> _YOUR INSTRUCTIONS_
From the entries that follow, pick out all lines holding "icon".

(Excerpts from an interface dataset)
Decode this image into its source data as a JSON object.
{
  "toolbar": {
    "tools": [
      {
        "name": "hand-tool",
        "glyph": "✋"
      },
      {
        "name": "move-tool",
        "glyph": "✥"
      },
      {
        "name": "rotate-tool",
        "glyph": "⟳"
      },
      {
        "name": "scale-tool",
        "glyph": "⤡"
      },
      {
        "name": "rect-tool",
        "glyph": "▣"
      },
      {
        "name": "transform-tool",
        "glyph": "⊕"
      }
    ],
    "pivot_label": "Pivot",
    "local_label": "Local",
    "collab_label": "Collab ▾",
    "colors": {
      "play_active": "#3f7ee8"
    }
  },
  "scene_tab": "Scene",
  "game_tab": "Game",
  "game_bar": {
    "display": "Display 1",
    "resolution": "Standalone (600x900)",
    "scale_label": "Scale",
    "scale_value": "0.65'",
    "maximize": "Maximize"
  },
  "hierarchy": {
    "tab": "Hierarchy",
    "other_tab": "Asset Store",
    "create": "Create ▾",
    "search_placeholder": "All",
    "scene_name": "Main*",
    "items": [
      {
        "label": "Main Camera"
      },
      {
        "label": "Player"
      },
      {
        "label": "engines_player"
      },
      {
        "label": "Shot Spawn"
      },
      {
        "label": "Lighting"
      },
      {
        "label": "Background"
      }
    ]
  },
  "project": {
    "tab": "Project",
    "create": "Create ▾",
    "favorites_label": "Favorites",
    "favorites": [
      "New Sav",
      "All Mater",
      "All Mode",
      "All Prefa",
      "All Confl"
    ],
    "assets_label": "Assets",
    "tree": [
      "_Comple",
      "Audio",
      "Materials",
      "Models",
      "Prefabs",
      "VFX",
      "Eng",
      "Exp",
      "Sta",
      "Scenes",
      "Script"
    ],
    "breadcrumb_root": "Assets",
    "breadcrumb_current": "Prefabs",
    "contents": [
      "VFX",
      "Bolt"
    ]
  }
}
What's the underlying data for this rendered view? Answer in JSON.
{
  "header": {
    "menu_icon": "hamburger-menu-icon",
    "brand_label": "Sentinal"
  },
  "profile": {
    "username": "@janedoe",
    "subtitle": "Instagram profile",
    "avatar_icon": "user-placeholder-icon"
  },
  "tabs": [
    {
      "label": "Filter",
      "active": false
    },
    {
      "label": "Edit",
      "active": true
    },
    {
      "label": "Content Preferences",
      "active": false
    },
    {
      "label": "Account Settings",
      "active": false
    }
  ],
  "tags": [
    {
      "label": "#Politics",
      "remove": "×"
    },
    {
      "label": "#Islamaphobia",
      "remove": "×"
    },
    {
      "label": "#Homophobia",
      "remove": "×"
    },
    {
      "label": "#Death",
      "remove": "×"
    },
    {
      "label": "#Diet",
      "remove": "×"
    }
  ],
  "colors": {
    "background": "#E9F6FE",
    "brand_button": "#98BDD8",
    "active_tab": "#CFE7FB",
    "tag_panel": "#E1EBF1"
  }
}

> _EXERCISE ANSWER_
    "menu_icon": "hamburger-menu-icon",
    "avatar_icon": "user-placeholder-icon"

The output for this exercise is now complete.